— SUPPLIED MATERIAL —

##############################

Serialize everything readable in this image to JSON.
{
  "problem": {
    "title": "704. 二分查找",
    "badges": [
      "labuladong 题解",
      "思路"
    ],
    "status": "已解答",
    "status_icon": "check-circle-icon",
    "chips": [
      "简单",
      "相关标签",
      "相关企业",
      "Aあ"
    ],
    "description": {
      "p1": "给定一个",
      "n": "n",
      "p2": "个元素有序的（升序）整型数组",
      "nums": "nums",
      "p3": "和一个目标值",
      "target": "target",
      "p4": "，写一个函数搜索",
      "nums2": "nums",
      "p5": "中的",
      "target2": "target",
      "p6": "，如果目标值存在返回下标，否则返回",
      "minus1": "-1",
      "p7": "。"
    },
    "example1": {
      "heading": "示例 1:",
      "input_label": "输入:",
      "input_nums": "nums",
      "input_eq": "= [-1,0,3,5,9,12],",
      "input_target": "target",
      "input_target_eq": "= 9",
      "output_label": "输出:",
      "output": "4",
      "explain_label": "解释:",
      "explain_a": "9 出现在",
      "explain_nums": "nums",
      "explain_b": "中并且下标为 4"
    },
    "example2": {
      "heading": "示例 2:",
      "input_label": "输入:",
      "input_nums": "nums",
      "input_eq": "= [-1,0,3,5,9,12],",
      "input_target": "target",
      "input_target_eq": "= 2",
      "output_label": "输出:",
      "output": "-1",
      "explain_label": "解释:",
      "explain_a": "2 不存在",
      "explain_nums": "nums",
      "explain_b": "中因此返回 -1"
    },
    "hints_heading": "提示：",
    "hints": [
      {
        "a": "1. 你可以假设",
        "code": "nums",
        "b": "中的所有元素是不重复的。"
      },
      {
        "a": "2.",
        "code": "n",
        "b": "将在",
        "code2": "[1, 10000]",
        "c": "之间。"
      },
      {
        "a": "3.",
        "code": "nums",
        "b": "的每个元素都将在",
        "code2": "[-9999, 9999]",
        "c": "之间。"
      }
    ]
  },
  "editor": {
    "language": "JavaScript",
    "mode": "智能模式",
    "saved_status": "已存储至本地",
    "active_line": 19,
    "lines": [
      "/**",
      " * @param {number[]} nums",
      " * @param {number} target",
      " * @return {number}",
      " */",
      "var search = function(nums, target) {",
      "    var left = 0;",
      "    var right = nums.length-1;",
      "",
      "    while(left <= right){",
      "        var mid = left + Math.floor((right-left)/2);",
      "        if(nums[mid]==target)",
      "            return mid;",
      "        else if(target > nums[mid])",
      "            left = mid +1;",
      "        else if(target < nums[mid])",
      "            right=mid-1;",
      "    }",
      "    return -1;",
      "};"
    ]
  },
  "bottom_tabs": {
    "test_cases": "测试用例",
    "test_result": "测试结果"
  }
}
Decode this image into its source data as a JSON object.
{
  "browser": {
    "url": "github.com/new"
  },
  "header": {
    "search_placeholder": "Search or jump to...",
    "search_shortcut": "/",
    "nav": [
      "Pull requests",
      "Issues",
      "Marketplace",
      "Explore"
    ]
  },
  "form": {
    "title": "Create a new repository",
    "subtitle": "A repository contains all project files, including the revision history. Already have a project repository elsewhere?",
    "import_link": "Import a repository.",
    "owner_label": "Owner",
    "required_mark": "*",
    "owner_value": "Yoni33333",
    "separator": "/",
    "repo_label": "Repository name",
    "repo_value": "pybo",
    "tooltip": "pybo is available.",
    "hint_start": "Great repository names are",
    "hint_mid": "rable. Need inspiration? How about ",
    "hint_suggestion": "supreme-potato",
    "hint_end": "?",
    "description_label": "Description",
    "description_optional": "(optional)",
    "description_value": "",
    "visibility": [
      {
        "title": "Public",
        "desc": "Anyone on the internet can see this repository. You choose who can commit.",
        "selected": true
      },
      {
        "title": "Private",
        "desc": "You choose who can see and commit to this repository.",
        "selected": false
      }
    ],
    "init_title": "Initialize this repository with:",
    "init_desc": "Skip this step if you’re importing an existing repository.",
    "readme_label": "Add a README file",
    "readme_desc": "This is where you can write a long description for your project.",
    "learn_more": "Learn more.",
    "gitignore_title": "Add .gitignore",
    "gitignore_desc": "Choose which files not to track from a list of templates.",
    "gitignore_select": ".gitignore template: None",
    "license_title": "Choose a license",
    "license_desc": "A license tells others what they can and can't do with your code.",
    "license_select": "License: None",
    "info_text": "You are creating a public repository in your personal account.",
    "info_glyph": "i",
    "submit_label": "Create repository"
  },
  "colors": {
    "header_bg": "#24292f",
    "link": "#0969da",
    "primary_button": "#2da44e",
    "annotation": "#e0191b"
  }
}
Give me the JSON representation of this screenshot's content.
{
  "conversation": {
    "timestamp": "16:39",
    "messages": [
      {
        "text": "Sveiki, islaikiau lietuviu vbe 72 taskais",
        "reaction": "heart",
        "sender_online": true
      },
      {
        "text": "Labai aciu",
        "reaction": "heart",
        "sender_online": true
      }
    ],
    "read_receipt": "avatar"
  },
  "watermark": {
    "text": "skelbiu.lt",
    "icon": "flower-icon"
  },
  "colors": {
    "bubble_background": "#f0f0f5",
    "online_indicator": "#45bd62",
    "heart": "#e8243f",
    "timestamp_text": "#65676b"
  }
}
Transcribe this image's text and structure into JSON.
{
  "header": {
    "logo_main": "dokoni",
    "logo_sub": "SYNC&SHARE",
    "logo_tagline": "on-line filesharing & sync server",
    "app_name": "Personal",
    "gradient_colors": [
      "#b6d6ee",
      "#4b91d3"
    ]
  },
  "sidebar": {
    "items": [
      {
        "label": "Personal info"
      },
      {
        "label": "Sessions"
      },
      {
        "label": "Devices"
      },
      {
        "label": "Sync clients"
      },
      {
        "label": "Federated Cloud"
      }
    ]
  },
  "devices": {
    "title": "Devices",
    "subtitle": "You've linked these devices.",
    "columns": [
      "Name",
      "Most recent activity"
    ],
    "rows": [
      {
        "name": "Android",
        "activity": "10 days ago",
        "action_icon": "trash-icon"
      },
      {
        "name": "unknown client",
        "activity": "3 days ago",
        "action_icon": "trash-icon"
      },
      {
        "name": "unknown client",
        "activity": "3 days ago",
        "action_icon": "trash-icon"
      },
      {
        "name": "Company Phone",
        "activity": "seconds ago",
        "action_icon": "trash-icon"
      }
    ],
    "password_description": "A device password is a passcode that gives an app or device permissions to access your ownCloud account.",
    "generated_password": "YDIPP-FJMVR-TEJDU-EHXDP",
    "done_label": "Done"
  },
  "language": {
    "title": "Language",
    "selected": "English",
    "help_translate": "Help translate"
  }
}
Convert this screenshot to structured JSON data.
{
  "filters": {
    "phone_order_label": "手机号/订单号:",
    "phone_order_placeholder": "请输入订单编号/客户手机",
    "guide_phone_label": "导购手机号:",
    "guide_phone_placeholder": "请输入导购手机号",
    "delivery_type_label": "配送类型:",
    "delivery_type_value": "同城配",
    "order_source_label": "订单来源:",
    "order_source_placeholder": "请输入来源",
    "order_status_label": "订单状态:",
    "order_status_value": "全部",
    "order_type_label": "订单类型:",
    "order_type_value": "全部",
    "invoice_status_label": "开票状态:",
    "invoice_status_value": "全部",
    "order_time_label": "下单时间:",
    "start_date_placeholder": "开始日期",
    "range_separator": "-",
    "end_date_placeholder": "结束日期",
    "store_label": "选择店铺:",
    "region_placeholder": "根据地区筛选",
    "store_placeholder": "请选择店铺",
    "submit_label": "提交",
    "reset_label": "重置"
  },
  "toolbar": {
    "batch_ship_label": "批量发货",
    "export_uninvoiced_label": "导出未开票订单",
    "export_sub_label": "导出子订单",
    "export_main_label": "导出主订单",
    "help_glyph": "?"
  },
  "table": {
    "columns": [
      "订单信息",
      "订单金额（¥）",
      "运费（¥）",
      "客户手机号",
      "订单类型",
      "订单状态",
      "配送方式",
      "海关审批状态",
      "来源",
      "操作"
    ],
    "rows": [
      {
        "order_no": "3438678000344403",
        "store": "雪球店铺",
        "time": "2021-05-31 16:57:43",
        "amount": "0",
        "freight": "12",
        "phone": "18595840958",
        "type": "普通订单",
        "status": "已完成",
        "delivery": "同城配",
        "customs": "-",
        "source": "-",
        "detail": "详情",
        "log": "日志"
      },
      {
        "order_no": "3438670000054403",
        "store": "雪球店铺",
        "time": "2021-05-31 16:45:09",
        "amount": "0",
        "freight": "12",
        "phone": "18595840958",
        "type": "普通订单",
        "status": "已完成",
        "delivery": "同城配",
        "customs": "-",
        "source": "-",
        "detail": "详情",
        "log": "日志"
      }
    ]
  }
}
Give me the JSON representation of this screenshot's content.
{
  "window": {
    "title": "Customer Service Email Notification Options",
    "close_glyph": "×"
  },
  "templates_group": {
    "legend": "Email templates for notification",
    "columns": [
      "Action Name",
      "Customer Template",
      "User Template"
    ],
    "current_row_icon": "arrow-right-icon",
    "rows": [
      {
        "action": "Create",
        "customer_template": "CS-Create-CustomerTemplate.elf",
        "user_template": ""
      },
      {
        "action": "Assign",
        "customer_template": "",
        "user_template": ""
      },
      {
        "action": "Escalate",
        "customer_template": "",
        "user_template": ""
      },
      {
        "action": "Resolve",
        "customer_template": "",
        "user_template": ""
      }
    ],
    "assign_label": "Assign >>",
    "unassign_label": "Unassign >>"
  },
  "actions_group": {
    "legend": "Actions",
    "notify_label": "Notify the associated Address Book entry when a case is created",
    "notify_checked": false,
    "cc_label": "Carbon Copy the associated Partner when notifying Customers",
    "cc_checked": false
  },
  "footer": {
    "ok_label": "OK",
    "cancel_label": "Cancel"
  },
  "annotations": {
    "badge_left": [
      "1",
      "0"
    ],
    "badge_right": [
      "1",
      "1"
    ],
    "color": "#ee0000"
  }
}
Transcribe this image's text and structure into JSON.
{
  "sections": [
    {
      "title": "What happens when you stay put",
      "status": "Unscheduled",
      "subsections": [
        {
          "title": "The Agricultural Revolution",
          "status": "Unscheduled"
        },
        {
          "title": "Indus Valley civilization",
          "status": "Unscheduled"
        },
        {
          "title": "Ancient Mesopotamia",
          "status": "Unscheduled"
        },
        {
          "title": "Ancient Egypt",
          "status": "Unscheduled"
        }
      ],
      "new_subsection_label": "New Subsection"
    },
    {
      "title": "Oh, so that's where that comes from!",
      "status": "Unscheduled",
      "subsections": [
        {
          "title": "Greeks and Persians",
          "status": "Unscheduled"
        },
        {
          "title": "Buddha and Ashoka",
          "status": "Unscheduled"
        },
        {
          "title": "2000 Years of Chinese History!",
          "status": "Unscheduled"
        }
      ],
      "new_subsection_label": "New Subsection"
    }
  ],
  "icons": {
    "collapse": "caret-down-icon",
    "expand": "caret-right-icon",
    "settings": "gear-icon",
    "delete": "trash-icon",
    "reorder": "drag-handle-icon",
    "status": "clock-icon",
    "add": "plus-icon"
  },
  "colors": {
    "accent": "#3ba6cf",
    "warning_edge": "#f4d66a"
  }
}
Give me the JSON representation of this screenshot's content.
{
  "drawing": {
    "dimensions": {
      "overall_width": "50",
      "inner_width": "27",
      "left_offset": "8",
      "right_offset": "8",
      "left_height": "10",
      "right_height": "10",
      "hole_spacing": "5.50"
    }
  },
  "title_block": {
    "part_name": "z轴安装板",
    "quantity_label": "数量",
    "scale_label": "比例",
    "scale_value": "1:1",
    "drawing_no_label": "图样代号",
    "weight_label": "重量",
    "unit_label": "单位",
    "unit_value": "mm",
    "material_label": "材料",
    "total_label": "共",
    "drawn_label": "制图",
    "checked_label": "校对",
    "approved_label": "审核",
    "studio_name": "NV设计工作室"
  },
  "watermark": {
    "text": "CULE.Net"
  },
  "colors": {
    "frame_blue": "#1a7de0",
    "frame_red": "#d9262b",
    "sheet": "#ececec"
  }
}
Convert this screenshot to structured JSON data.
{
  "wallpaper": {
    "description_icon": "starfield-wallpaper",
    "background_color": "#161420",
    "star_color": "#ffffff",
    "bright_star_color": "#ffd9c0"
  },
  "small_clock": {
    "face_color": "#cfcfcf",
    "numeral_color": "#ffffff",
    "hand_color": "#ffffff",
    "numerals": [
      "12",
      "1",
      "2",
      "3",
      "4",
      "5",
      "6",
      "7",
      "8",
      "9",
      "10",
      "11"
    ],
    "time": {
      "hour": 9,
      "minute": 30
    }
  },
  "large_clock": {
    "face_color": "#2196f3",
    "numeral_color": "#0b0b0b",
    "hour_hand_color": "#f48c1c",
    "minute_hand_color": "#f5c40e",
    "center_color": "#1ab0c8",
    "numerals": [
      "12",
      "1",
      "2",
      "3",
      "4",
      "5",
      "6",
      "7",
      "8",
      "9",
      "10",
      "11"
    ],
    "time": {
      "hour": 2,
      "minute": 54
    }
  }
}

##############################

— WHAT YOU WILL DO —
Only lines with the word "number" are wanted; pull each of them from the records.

— COMPLETED EXERCISE —
      " * @param {number[]} nums",
      " * @param {number} target",
      " * @return {number}",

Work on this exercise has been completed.